With data being both more plentiful and accessible than ever, tools that help users quickly make sense of it become increasingly valuable. As expected, much of the data being used comes from social sites. We come across mashups that access this data and provide interesting ways of looking at it from influence circles, tweet impacts and search results.
In 2003, Intel announced that it was working on a technology called "Vanderpool" that was aimed at providing hardware-level support for something called "virtualization." With that announcement, the decades-old concept of virtualization had officially arrived on the technology press radar. In spite of its long history in computing, however, as a new buzzword, "virtualization" at first smelled ominously similar to terms like "trusted computing" and "convergence." In other words, many folks had a vague notion of what virtualization was, and from what they could tell it sounded like a decent enough idea, but you got the impression that nobody outside of a few vendors and CIO types was really too excited. Fast-forward to 2008, and virtualization has gone from a solution in search of a problem, to an explosive market with an array of real implementations on offer, to a word that's often mentioned in the same sentence with terms like "shakeout" and "consolidation."

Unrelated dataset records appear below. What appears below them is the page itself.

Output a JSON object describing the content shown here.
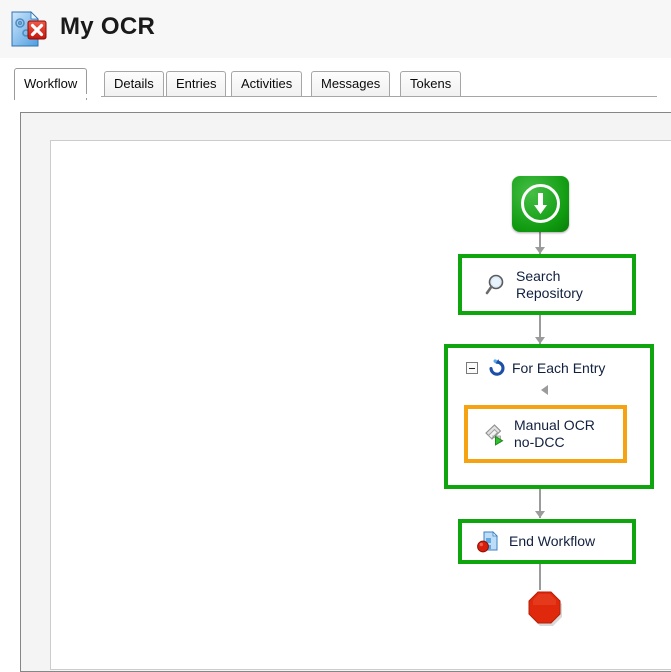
{
  "header": {
    "title": "My OCR",
    "icon": "document-gears-error-icon"
  },
  "tabs": [
    {
      "label": "Workflow",
      "name": "tab-workflow",
      "active": true
    },
    {
      "label": "Details",
      "name": "tab-details",
      "active": false
    },
    {
      "label": "Entries",
      "name": "tab-entries",
      "active": false
    },
    {
      "label": "Activities",
      "name": "tab-activities",
      "active": false
    },
    {
      "label": "Messages",
      "name": "tab-messages",
      "active": false
    },
    {
      "label": "Tokens",
      "name": "tab-tokens",
      "active": false
    }
  ],
  "workflow": {
    "start": {
      "icon": "start-down-arrow-icon",
      "label": ""
    },
    "nodes": [
      {
        "id": "search",
        "label": "Search\nRepository",
        "icon": "magnifier-icon",
        "border": "#0ea50e"
      },
      {
        "id": "foreach",
        "label": "For Each Entry",
        "icon": "loop-refresh-icon",
        "border": "#0ea50e",
        "collapsed": false
      },
      {
        "id": "manual",
        "label": "Manual OCR\nno-DCC",
        "icon": "manual-activity-icon",
        "border": "#f5a312"
      },
      {
        "id": "end",
        "label": "End Workflow",
        "icon": "end-document-icon",
        "border": "#0ea50e"
      }
    ],
    "stop": {
      "icon": "stop-octagon-icon"
    }
  },
  "colors": {
    "accent_green": "#0ea50e",
    "accent_orange": "#f5a312",
    "stop_red": "#e02b0c",
    "connector_grey": "#9b9b9b",
    "header_bg": "#f7f7f7",
    "panel_bg": "#f4f4f4"
  }
}
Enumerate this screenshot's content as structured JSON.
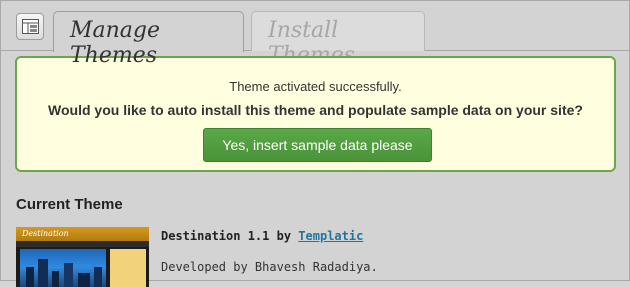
{
  "tabs": [
    {
      "label": "Manage Themes",
      "active": true
    },
    {
      "label": "Install Themes",
      "active": false
    }
  ],
  "header_icon": "themes-icon",
  "notice": {
    "status": "Theme activated successfully.",
    "question": "Would you like to auto install this theme and populate sample data on your site?",
    "button_label": "Yes, insert sample data please"
  },
  "current_theme": {
    "section_title": "Current Theme",
    "name_version": "Destination 1.1",
    "by": "by",
    "author_link": "Templatic",
    "developed_by": "Developed by Bhavesh Radadiya.",
    "thumbnail_logo": "Destination"
  },
  "colors": {
    "notice_bg": "#ffffe0",
    "notice_border": "#6aa64b",
    "button_green": "#4a9339",
    "link": "#21759b"
  }
}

In the previous installment of the Virtualization Guide, I talked in general ways about the exculsive hardware access privileges that the OS reserves for itself. Now it's time to nuance that picture a bit, so you can see exactly how the OS retains the upper hand over applications and users. This brief installment sets the stage for Part III, which will talk in some detail about Intel VT. A microprocessor does more than just blindly run whatever instructions are loaded into its front end, without regard for where those instructions came from. Microprocessors are in fact "aware" of the OS, and they provide direct hardware support for enforcing divisions between components of the hardware/software stack that I described in the previous article. In order to keep applications from usurping any part of the OS's privileged access to system hardware, processors provide a mechanism that allows different programs to run at different privilege levels .
Visualizing Global Internet Performance with Akamai 15-30% of the world's Web traffic is delivered over the Akamai platform. We combine this global scope with constant data collection to construct an accurate and comprehensive picture of what's happening on the Internet. Bookmark this page to check the world's online behavior at any given moment -- How fast is data moving? Where's the most congestion? What events are causing spikes in Web activity?
Visualization is a technique to graphically represent sets of data. When data is large or abstract, visualization can help make the data easier to read or understand. There are visualization tools for search, music, networks, online communities, and almost anything else you can think of. Whether you want a desktop application or a web-based tool, there are many specific tools are available on the web that let you visualize all kinds of data. Here are some of the best: Visualize Social Networks